IN TERMS of world attention, last year's Hurricane Mitch put Honduras on the map. But the floods and landslides nearly wiped the little Central American nation off it.

So great was the damage cartographers are redrawing the map of the country. Mitch widened rivers, wiped away entire villages, killed more than 5,000 people and forced hundreds of thousands to relocate.

"The hurricane changed the course of rivers and disrupted the geographical situation of numerous highways, railways and the location of human settlements," said Noe Pineda Portilo, head of the country's National Geographical Institute, which is about to start the project.

Light aircraft, which have just completed distributing aid around the country, will be flown again to take photo-graphs that will be used as a basis for the new national map.

They will concentrate on banana-producing areas in the north and south and near the Nicaraguan border, where five days of torrential post-Mitch rains did the worst damage.

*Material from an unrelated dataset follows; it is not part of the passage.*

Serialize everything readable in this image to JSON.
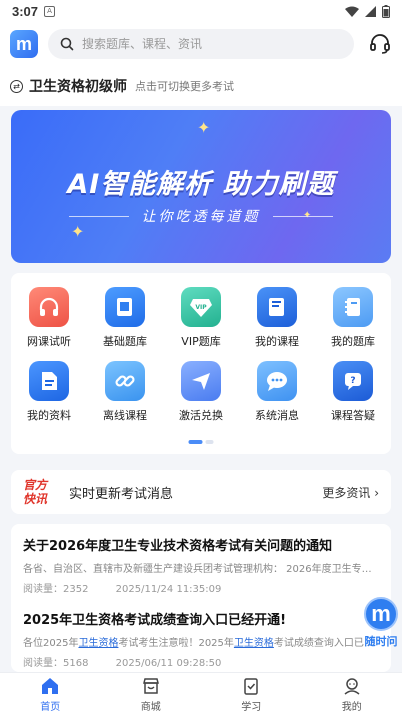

In the northern area around Trujillo tidal waves wiped out entire towns, extending the coast inland by up to a mile in some places. The main road through the coastal town ofSanta Rosa de Aguan now looks like a river after the Caribbean ocean spilt inland.

In the capital, Tegucigalpa, the Choluteca river burst its banks and, more than three months later, is still several times wider than it was before.